The Teensy 3.2 is small enough to be directly fit into the left half of our breadboard. A full video of the Teensy 3.2 being incorporated is found here. Use this video for reference while reading the instructions below:
The Teensy should be placed as close to the edge of the breadboard as possible with its USB micro connector facin the rest of the components. To interface with the rest of the circut, the following Teensy 3.2 pins need to be connected:
When Without any jumper wires, but in when in place and with additional components mounted the setup should look like the following (barrel jack has been removed for clarity for the moment):
With all wire connections made between the Teensy and the rest of the breadboard-based circuit components we have the following:
Then with all components (motor,LED, potentiometer integrated in) you should have a system which looks like the following:
This is a step by step assembly guide for the hardware of the course.
Please note: At times exact positions are used, however, below we describe how a breadboard is connected so you should be able to construct using any connected rows and columns that you like. Below is the schematic for the completed circuit:
Please make sure that you have your the same components that we are listing below.

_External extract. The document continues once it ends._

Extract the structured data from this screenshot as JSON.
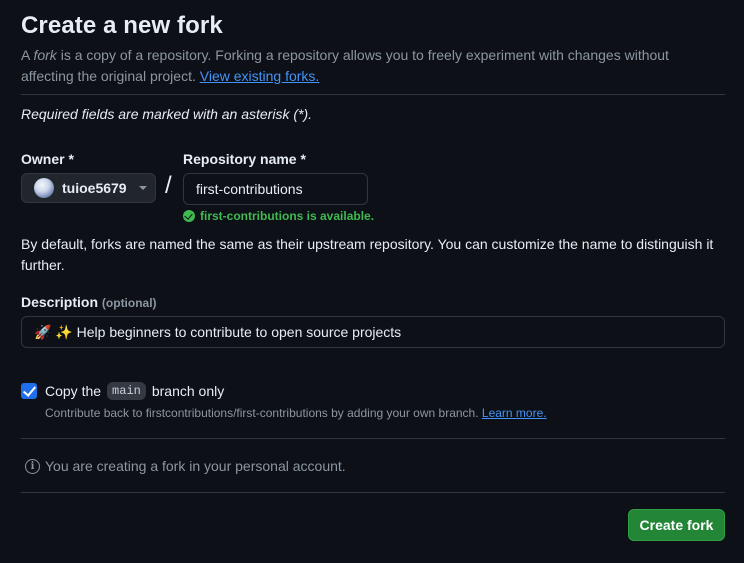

Please note that if you are using an electrolytic capacitor that they are directional (they have a positive and negative terminal) so you will need to ground the negative terminal.
We will now connect the barrel jack to the breadboard.
We wil now connect our power resistor with two RC filters to the breadboard.
We now connect some filter capacitors to the breadboard. These capacitors try to remove any ripples in a DC signal to smooth it.
We will now install capacitors for the transistors.
We will now install our small NPN transistor. When the output from the micro-controller is high, this NPN transistor turns on a PNP power transistor, which that supplies current to the copter motor. The NPN transistor turns on the the PNP transistor by connecting its base resistor to ground.
We now install the power transistor. Please note the orientation of the power transistor, if you place the transistor in backwards, it may overheat and possibly damage the circuit. This transistor switches as much as two amperes of current, and can steer up to five watts of power to the propeller motor, so it should not surprise you that it can get hot even when wired correctly.
We are now adding a resistor for the copter LED if your quadcopter has an LED.
We then attach the quadcopter motor and LED to the breadboard.
We will now insert the teensy into the circuit. Please note that with the teensy we both have to connect its ground to the breadboards ground and we must also place a capacitor between our ground pin and its neighbor.
We now connect an output of the teensy as shown.
We will now connect the potentionmeter to the circuit. Note that the two end connections on the potentionmeter appear to be interchangable in the schematic, but physically, they are NOT. If you swap the ground and positive supply connections to the potentiometer, you will change the sign of the relationship between angle and voltage (the potentiometer is wired so that a rising arm produces increasing voltage and increasing angle, if you swap the ground and supply connections, then a rising arm will correspond to decreasing voltage).
Make sure to test your circuit now using lab 1. Remember that if you need any help debugging your circuit after you have attempted construction several times you can post a message on the discussion forum below with a picture and the staff will help you to debug your issue.